Abraham’s SB 29 became Act 223 on June 14, effective Aug. 1. It allows the commissioner of insurance to issue rules affecting both health and property coverages, grace periods, involuntary cancellations and nonrenewals, limited to the time periods and geographic area in the governor’s emergency declaration. The legislature and governor maintain oversight over the commissioner’s emergency rule power; if an oversight subcommittee of lawmakers or the governor finds the commissioner’s emergency rule unacceptable, the rule shall be nullified and without effect.

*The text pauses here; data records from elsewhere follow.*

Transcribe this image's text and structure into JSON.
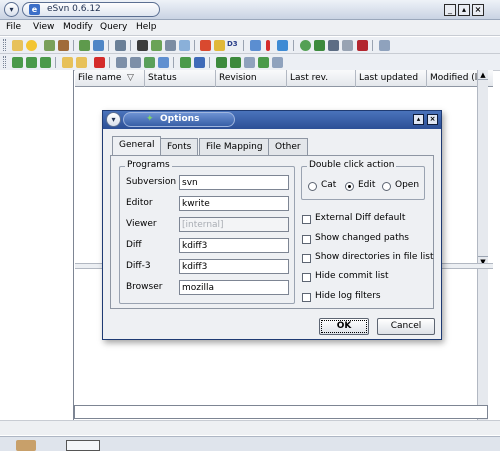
{
  "window": {
    "title": "eSvn 0.6.12",
    "menu": [
      "File",
      "View",
      "Modify",
      "Query",
      "Help"
    ]
  },
  "columns": [
    "File name",
    "Status",
    "Revision",
    "Last rev.",
    "Last updated",
    "Modified (l"
  ],
  "toolbar": {
    "diff3_label": "D3"
  },
  "dialog": {
    "title": "Options",
    "tabs": [
      "General",
      "Fonts",
      "File Mapping",
      "Other"
    ],
    "programs_group_title": "Programs",
    "programs": [
      {
        "label": "Subversion",
        "value": "svn"
      },
      {
        "label": "Editor",
        "value": "kwrite"
      },
      {
        "label": "Viewer",
        "value": "[internal]"
      },
      {
        "label": "Diff",
        "value": "kdiff3"
      },
      {
        "label": "Diff-3",
        "value": "kdiff3"
      },
      {
        "label": "Browser",
        "value": "mozilla"
      }
    ],
    "double_click_group_title": "Double click action",
    "double_click_options": [
      "Cat",
      "Edit",
      "Open"
    ],
    "double_click_selected": "Edit",
    "checkboxes": [
      "External Diff default",
      "Show changed paths",
      "Show directories in file list",
      "Hide commit list",
      "Hide log filters"
    ],
    "ok_label": "OK",
    "cancel_label": "Cancel"
  }
}
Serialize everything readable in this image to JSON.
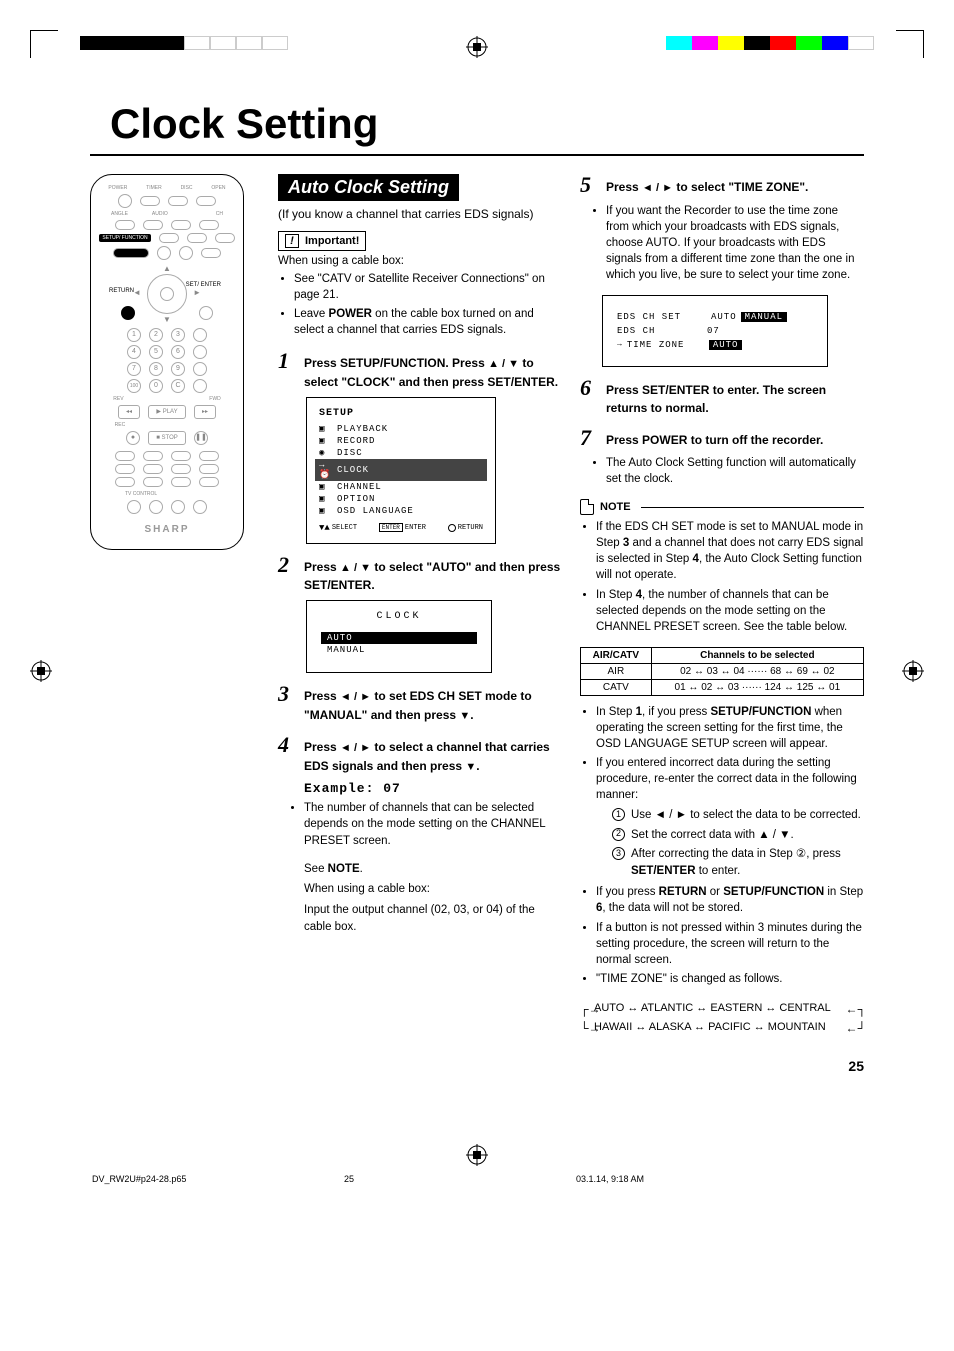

Donelon commended Lou Fey, BXS Insurance and legislative advocate for PIA of Louisiana, for his efforts on behalf of insurance agents during the legislative session. “Lou Fey was invaluable,” said Donelon.
Donelon also commended Sen. Ronnie Johns, R-Lake Charles, for leading the effort to include $600,000 in the appropriations bill to fund a national market conduct program to perform examinations of insurers based on complaints and market share.
The commissioner told the agents that the department has reduced the rating assessment on insurers, but the impact of the reduced assessment on premiums paid by policyholders is far outpaced by the cost of the criminal activity of staged accidents. “Staged accidents cost insurers far more than the assessment,” said Donelon. “We pay for our loss experience.”
Diverting attention to national insurance issues and trends, Donelon noted that the National Association of Insurance Commissioners has added two new standing committees to address international and cyber insurance issues, including autonomous vehicles.
Autonomous vehicles may put a hole in agents’ books of business, since personal auto makes up the bulk of insurance premium, Donelon predicted, noting that cyber insurance will replace auto as an essential coverage. The NAIC, said Donelon, has picked up its pace to create a cyber insurance model that can be adopted by state legislatures. In 2017, said Donelon, Congress set a five year deadline for the model to be drafted.